"To hunker" is a verb Minnesotans have become far too familiar with this winter. Those who are weary of hunkering down during the current bitter blast will be heartened by news that they should be able to venture outdoors without wearing three layers of winter gear by midweek.
But in the meantime, KSTP reports that a wind chill advisory remains in effect for much of the state. The extreme temperatures mean frostbite is an issue for exposed skin. Overnight Monday, temperatures will drop to a low of minus 13, and an even colder wind chill of minus 25.
The station says that Minnesotans will have to contend with these dangerous subzero temperatures through midday Tuesday, when the extremes begin to ease. The mercury should push into the low teens by Tuesday afternoon and all the way up to 30 on Wednesday before falling back into the teens for the remainder of the week.

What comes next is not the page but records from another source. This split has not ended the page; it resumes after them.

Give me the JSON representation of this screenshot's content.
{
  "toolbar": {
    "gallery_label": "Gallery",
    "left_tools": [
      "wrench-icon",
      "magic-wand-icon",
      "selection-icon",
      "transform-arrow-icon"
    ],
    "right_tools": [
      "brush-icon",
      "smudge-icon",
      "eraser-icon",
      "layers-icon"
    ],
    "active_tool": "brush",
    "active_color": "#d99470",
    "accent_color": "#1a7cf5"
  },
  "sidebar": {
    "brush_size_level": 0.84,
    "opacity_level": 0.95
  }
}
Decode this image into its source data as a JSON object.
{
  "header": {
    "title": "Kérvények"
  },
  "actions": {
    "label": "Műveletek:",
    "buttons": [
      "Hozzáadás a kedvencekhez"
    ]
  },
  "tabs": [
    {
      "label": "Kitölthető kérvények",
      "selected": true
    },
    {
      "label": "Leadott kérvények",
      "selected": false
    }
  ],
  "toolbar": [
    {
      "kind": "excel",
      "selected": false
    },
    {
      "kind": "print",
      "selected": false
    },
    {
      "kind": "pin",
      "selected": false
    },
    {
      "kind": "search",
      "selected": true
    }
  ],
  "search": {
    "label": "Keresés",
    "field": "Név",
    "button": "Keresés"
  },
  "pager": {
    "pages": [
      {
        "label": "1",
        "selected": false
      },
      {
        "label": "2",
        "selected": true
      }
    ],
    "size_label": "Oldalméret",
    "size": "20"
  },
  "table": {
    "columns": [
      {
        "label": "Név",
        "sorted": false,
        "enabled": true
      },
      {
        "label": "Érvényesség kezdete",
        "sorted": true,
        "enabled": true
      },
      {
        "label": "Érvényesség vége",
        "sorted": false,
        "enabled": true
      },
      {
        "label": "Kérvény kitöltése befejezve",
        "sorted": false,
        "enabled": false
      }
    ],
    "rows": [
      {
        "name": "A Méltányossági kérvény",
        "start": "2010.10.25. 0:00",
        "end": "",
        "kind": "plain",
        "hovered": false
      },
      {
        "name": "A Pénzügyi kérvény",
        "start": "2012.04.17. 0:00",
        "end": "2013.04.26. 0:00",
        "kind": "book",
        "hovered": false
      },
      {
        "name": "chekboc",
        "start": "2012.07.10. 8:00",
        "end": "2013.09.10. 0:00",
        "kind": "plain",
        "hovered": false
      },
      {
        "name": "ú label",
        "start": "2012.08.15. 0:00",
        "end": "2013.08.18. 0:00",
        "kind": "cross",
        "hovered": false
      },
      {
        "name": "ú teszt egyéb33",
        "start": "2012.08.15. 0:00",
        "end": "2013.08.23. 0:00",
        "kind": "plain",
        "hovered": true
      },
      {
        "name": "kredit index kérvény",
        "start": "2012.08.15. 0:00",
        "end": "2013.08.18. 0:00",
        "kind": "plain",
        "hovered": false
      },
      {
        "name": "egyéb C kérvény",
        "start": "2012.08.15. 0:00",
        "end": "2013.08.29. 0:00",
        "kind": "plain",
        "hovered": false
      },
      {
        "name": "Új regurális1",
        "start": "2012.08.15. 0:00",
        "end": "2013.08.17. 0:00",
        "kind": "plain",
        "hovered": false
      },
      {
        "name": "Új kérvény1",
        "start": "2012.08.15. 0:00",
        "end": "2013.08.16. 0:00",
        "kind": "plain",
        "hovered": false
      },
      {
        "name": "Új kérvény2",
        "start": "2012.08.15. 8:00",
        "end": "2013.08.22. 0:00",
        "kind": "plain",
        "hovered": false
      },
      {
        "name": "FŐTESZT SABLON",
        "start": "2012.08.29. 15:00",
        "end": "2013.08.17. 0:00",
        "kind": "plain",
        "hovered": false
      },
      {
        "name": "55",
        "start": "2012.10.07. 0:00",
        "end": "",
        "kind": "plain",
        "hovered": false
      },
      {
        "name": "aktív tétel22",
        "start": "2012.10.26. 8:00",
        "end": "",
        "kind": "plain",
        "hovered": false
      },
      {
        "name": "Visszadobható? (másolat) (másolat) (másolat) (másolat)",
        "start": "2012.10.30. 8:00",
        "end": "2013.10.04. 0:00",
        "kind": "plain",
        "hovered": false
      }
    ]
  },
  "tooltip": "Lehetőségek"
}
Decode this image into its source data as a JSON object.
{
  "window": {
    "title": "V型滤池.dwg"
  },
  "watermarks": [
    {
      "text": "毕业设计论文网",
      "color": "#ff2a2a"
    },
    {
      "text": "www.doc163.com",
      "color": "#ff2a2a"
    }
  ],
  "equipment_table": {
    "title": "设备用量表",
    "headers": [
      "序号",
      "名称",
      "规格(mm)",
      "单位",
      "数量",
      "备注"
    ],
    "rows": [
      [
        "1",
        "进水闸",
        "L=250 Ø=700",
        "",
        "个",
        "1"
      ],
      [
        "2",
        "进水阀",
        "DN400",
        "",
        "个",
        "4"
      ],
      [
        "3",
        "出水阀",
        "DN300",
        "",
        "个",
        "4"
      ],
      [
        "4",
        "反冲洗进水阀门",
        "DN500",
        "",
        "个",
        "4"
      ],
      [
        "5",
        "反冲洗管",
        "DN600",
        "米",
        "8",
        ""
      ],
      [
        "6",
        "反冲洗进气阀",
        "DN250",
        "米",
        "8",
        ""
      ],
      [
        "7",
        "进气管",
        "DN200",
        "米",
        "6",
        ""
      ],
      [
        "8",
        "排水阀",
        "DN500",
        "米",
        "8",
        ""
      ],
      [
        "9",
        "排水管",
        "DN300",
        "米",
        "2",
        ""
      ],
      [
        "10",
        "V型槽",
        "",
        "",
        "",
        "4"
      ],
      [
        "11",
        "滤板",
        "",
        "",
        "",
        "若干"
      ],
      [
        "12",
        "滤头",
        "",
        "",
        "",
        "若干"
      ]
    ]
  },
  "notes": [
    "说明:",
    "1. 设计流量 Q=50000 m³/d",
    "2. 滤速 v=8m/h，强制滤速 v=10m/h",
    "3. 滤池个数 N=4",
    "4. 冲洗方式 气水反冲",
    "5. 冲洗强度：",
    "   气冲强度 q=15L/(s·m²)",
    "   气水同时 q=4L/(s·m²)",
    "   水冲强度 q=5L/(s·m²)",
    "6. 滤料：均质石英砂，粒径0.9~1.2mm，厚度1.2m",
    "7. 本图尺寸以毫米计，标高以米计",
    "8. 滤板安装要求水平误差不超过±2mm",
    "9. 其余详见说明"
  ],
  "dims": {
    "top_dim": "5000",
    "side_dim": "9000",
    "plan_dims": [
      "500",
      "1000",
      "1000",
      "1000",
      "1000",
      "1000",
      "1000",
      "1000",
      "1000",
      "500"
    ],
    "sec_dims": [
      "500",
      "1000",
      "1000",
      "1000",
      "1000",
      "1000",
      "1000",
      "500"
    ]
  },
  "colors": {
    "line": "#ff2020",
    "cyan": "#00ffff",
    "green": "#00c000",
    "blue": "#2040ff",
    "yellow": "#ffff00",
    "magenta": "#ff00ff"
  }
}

Warmer temperatures should continue into the upcoming weekend, but the relief comes with snowfall. The weather forecast in the Star Tribune predicts that light snow could begin Tuesday, with as many as four additional snow-bearing clippers possible though next weekend.
On his MPR Updraft blog, meteorologist Paul Huttner says that if you think you haven't had to put up with weather this punishing for a while, you are correct. "If you’re under 32 or moved to Minnesota in the past three decades, you’ve never endured a winter quite like this," he writes. The Duluth News Tribune reported that the city matched its record for most consecutive days with the daily low temperature below zero. The record is 22 days in a row, previously set in 1936 and 1963.
Writing in the Star Tribune, meteorologist Todd Nelson calls the current cold "lung-burning." He notes that the average temperature in both December and January ran more than 7 degrees below average. That trend has continued so far in February, with readings nearly 14 degrees below the average.
Cheer up. Nelson writes that warmer weather is possible in the second part of February, according to extended weather models.